Day 6A: Sudden Death
We have made it to the final twenty-four…and we still have five minutes and fifteen seconds to pare. It would be too easy for there to be a single song left in the competition that ran, you know, 5:17, and thus I turn to our old enemy, the random picker at textmechanic. The final twenty-four have been fed in. There is a one in twelve chance (as there is only one track remaining in the competition longer than 5:15) that there will only be one round (and that is only if the other competitor were to beat Robert Turman, a dicey proposition at best), so we’ll play the odds and say there will be two rounds or more. Same head-to-head style as before, but the combatants will be as much a surprise to me as they are to you. After each matchup after #2, we’ll see if we need to go father. And so the text mechanic hands us the first battle:
Better than Ezra, “A Lifetime” (3:27)
Robert Turman, “’al-Qaida” (6:39)
Well whaddya know, the 1-in-12 chance actually hit…but if I were seeding the final twenty-four, I guarantee you “’al-Qaida” would be in the top half and “A Lifetime” would be in the bottom half. “A Lifetime” is about as good as pop songs get—it’s certainly one of the two or three best in the past decade—but the chances that it could overcome something as perfectly-crafted as “’al-Qaida” are, simply, zero. Better than Ezra head for the sidelines in what may be the most disappointing title bout since Hagler-Hearns.
3:27 is gone, and it looks as if we may only need two rounds at this point. We have 81:43 left to play with, and the text mechanic hands us…
Indian Jewelry, “Warm Boxcutter” (1:43)
Horse, “Red Haired Girl” (3:54)
There is something to be said for coincidence that borders on the providential. “Warm Boxcutter” is one of the greatest pieces of rock and roll in history, and had this matchup occurred at any other time in the competition, it would have won easily…but we have 1:43 to cut, and the song runs 1:43. Indian Jewelry are the victims of circumstance, and Horse survives the final cut thanks, basically, to “rocks fall, everyone dies”.

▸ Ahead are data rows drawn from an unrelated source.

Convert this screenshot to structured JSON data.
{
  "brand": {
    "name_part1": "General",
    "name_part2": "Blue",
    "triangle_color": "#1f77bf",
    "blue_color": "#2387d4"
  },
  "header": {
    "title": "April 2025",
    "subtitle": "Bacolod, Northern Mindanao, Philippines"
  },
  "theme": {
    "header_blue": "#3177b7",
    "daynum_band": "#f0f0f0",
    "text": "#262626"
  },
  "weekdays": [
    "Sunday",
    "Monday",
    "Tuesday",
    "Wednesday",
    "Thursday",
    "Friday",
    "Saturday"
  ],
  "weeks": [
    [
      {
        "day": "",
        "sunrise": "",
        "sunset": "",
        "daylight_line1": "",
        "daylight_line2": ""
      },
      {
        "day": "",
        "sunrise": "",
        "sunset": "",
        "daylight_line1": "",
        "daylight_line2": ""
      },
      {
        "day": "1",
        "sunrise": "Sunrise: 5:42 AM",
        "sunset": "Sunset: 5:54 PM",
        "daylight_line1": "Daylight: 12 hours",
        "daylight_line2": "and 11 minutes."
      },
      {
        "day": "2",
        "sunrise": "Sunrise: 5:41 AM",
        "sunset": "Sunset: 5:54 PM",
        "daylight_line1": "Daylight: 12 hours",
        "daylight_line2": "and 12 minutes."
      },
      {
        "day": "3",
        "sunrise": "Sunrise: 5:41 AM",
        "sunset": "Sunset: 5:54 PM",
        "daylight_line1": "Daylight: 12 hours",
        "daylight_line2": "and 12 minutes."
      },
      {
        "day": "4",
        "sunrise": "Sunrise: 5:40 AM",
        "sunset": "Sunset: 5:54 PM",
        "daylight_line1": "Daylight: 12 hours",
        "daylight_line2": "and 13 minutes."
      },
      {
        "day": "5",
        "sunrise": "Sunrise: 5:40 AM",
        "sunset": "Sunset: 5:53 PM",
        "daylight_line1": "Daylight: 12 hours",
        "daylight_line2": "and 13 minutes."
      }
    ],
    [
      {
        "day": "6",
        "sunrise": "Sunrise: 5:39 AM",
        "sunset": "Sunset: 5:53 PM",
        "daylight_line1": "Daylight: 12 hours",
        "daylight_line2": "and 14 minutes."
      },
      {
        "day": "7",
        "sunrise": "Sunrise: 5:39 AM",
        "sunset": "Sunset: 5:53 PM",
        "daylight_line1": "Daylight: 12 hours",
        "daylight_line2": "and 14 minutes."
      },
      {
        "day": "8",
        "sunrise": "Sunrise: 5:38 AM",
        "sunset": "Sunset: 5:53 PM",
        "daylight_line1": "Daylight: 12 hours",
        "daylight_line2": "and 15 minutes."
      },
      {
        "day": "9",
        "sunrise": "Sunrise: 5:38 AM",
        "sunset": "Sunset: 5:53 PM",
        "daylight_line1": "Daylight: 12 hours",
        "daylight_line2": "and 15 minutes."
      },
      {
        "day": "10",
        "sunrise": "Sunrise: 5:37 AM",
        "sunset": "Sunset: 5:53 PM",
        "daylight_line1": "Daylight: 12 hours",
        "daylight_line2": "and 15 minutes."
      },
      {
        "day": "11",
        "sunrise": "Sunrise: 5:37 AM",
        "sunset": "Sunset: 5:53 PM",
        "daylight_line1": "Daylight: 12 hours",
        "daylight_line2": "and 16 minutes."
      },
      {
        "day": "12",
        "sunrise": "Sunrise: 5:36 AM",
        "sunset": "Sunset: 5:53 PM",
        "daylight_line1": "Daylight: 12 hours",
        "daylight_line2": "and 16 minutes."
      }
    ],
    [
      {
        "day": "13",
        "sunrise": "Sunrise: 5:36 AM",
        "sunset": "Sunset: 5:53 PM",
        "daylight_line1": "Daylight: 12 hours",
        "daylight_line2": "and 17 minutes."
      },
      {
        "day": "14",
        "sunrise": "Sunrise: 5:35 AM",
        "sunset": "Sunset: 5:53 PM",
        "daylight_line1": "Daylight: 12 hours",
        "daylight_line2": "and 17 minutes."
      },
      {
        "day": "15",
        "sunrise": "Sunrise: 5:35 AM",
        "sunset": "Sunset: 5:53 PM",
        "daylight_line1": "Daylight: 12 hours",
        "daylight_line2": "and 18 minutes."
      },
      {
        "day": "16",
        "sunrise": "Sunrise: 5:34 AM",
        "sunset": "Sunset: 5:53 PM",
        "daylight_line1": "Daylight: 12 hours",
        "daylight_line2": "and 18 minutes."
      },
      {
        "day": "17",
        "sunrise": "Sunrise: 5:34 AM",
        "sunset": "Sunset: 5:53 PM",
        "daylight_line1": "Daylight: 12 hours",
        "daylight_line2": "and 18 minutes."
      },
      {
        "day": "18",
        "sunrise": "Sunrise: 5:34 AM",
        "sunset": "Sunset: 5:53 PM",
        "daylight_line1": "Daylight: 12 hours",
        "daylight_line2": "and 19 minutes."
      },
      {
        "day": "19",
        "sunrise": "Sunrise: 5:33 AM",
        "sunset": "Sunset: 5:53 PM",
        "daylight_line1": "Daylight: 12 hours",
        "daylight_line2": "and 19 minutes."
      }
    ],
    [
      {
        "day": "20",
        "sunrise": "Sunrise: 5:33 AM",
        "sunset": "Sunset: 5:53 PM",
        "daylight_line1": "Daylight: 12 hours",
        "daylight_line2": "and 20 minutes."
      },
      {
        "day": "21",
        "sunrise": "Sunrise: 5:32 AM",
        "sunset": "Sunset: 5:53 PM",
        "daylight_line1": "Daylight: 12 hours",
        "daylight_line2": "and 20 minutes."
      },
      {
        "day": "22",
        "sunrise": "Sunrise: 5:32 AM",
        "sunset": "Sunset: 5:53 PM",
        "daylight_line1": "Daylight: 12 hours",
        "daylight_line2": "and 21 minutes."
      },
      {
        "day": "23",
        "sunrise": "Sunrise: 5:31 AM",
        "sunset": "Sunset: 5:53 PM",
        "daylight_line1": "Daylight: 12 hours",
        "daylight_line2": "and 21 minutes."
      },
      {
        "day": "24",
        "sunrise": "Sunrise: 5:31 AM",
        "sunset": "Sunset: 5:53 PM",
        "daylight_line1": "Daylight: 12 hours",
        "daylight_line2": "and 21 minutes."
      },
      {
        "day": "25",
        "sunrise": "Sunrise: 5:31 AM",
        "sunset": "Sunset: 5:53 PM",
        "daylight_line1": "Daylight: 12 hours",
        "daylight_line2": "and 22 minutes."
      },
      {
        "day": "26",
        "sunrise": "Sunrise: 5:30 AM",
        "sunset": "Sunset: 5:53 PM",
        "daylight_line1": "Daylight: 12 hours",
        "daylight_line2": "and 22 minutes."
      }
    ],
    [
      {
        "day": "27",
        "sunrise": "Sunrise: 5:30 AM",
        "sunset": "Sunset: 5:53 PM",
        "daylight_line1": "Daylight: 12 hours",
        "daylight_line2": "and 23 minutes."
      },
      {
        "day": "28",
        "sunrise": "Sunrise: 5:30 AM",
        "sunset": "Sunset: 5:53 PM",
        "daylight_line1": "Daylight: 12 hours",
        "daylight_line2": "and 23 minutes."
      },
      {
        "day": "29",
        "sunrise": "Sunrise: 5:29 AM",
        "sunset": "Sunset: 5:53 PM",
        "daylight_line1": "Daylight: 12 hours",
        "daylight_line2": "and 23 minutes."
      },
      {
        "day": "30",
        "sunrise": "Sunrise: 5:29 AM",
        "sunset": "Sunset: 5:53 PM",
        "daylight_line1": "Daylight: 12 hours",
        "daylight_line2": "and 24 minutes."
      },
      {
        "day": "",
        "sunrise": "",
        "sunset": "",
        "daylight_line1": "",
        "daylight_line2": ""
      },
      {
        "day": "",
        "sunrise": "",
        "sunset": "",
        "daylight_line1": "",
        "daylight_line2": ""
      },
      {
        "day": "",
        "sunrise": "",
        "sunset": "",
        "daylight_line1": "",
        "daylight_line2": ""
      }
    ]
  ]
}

And thus, we find ourselves with a final playlist of twenty-two tracks. They’re twenty-two great tracks, though a number of them are not what I would have initially chosen. All are certainly battle-hardened enough by this time, and there are many, many pieces that fell by the wayside I would have kept around if I could, but here we are, and now, for the part that, if you were ever a constructor of mixtapes back in the day, may be the most important of all: tracking.